TASK INPUT:

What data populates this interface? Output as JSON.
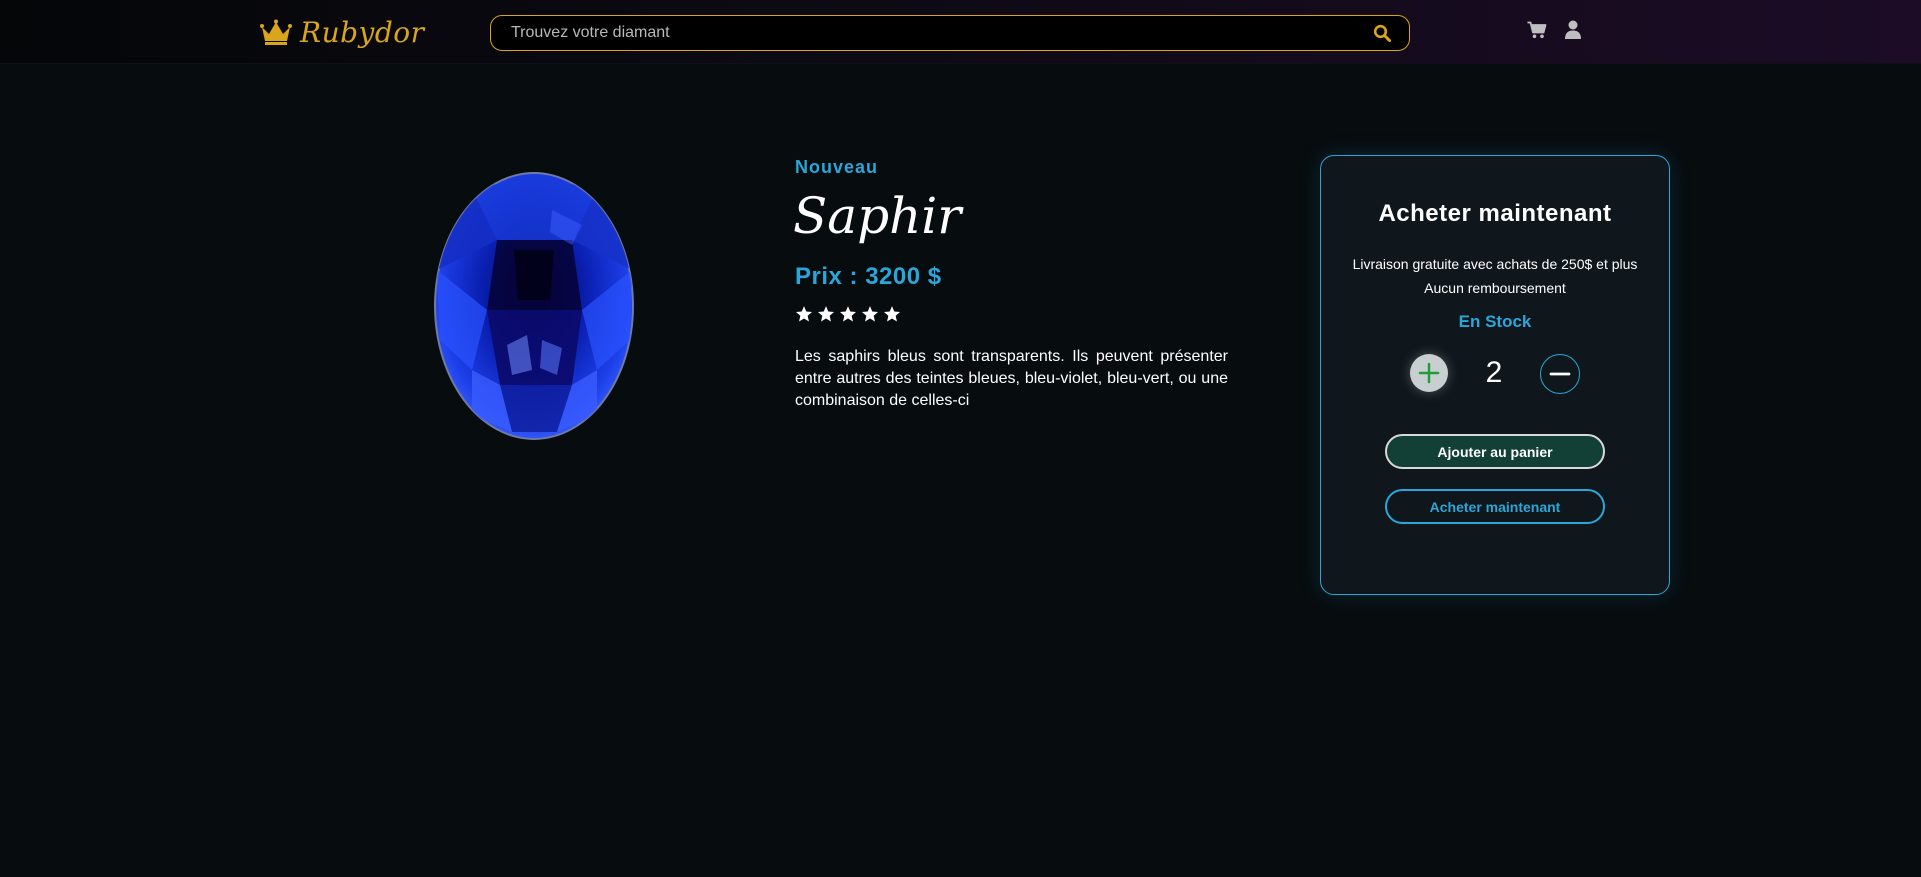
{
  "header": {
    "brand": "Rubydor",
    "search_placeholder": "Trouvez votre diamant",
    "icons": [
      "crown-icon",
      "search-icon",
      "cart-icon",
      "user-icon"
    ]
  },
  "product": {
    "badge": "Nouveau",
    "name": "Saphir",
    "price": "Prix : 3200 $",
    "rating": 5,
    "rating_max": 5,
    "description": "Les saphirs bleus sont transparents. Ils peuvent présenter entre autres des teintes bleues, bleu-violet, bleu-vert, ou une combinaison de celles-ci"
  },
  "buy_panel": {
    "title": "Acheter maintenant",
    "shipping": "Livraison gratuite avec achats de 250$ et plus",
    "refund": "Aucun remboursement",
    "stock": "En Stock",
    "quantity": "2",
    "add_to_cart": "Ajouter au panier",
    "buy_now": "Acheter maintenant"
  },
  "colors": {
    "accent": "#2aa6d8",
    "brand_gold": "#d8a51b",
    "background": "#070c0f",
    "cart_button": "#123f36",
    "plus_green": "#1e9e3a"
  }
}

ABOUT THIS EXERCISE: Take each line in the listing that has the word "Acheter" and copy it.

RESPONSE:
    "title": "Acheter maintenant",
    "buy_now": "Acheter maintenant"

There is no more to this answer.